by George Taniwaki
Today, I had my rescheduled appointment with the University of Washington Medical Center. The visit consisted of a physical exam by a nephrologist, an interview by the donor advocate, and a variety of medical tests that I’ll describe later.
When I check in at the front desk, the receptionist asks me to sign several forms. One of them is the standard financial responsibility form, which says if my insurance doesn’t pay for today’s procedures, that I will be personally responsible to pay them and may be sued if I don’t pay. I argue that as the donor, my insurance won’t pay and that I’m not expecting to pay anything today. He explains that UWMC won’t charge me for today’s visit, but that the form is required from all patients. I’m not happy, but I sign the form.
While waiting, I realize that it is extremely doubtful that the UWMC, or any other transplant center, would sue a potential organ donor to recover costs. First, it would be bad publicity for the medical center. Second, future potential donors, if they fear that they might be financially responsible for any costs or may be sued, would be discouraged from participating in a transplant. Finally, if a case went to trial, the medical center would likely lose since the judge and jury would tend to side with the donor.
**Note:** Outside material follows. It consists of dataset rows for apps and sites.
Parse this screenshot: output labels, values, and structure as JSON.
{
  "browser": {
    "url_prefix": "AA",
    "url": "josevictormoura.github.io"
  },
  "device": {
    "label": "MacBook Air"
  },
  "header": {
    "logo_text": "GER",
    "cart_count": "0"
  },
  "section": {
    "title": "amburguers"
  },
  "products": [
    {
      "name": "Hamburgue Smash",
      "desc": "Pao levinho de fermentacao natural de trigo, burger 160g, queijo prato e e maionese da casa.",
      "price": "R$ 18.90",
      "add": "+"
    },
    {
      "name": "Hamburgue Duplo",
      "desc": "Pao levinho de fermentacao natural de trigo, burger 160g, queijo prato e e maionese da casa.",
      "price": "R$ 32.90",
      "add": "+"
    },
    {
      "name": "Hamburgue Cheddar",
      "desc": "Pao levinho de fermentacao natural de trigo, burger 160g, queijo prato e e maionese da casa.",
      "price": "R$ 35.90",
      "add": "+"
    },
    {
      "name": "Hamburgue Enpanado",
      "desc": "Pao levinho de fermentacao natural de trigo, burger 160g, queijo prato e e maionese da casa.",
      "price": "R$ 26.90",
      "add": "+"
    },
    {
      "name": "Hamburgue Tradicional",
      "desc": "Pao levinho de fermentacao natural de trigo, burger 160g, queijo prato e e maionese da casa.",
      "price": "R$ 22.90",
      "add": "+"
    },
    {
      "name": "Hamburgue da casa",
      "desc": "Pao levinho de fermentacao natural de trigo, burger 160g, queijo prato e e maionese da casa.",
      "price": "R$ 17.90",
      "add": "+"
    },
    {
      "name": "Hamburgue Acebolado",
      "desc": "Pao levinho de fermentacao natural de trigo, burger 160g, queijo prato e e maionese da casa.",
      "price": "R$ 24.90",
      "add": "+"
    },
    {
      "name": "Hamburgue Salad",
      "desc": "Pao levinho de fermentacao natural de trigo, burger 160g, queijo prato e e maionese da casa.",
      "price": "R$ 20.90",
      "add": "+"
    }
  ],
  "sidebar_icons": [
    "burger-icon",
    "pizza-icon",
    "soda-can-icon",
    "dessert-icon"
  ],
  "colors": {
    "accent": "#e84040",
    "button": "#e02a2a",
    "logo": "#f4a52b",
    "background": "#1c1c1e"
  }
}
For more information on becoming a kidney donor, see my Kidney donor guide.